c. Base the program on the total security posture of the post.
begin with an explanation of the program, its aims, and objectives--the WHY.
d. Then, develop the necessary tools to reach those goals and objectives--the
e. Describe the methods of education of the program.
Do so through
individual and group conferences, meetings, and speeches.
Use the news media,
posters, placards, leaflets, etc.--the HOW.
f. Provide for initial and refresher training. Also, provide for debriefing
of appropriate persons.
This will be needed upon their reassignment, retirement,
departure on leave, and at other times.
g. Stress the absolute requirement for the support of every person.
regardless of the security clearance he may or may not have. Do so regardless of
his work assignment.
h. As a minimum, include material on any recent incidents of security
deficiency or violation. Also include material on any areas of laxity. If there
are any trends in the security posture of the post, include this data also.
Scheduling and Testing.
a. Frequent, short periods of instruction are better than less frequent long
The ideas contained in four well-planned weekly 15-minute classes are
more readily absorbed. Those contained in a 1-hour lecture once a month are not.
This is so regardless of how well the latter is planned and delivered. Instruction
that trespasses on the free time of the audience is seldom well received.
periods to selected groups are easier to schedule without disrupting the operation.
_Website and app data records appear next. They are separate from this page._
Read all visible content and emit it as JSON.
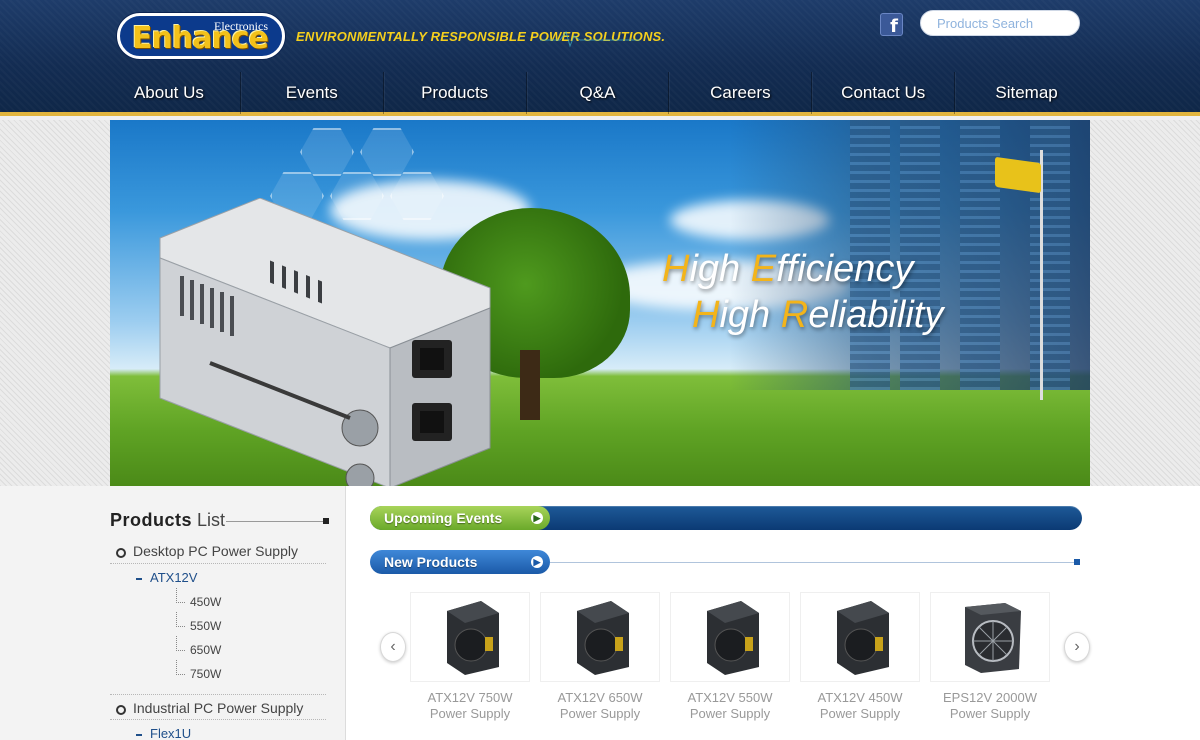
{
  "header": {
    "logo_word": "Enhance",
    "logo_sub": "Electronics",
    "tagline": "ENVIRONMENTALLY RESPONSIBLE POWER SOLUTIONS.",
    "search": {
      "placeholder": "Products Search"
    }
  },
  "nav": [
    {
      "label": "About Us"
    },
    {
      "label": "Events"
    },
    {
      "label": "Products"
    },
    {
      "label": "Q&A"
    },
    {
      "label": "Careers"
    },
    {
      "label": "Contact Us"
    },
    {
      "label": "Sitemap"
    }
  ],
  "banner": {
    "line1": {
      "cap": "H",
      "rest": "igh ",
      "cap2": "E",
      "rest2": "fficiency"
    },
    "line2": {
      "cap": "H",
      "rest": "igh ",
      "cap2": "R",
      "rest2": "eliability"
    }
  },
  "sidebar": {
    "title_strong": "Products",
    "title_light": "List",
    "categories": [
      {
        "label": "Desktop PC Power Supply",
        "sub": {
          "label": "ATX12V",
          "items": [
            "450W",
            "550W",
            "650W",
            "750W"
          ]
        }
      },
      {
        "label": "Industrial PC Power Supply",
        "sub": {
          "label": "Flex1U"
        }
      }
    ]
  },
  "main": {
    "upcoming_events": "Upcoming Events",
    "new_products": "New Products",
    "products": [
      {
        "name": "ATX12V 750W",
        "type": "Power Supply"
      },
      {
        "name": "ATX12V 650W",
        "type": "Power Supply"
      },
      {
        "name": "ATX12V 550W",
        "type": "Power Supply"
      },
      {
        "name": "ATX12V 450W",
        "type": "Power Supply"
      },
      {
        "name": "EPS12V 2000W",
        "type": "Power Supply"
      }
    ]
  },
  "colors": {
    "header_bg": "#132c52",
    "accent_gold": "#e2b53e",
    "tagline": "#f5cf1d",
    "events_green": "#6aa92a",
    "products_blue": "#1b5aa8"
  },
  "icons": {
    "facebook": "facebook-icon",
    "prev": "chevron-left-icon",
    "next": "chevron-right-icon",
    "arrow": "arrow-right-circle-icon"
  }
}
b. In any form of instruction, testing serves a dual purpose.
keeps the audience alert. Second, it indicates the efficiency of the presentation
and the total program. These do not necessarily involve written answers. In fact,
skits, and hypothetical situations tend to enliven the session.
participation will give the same results.
An audience enjoys giving consequences
or solutions to situations.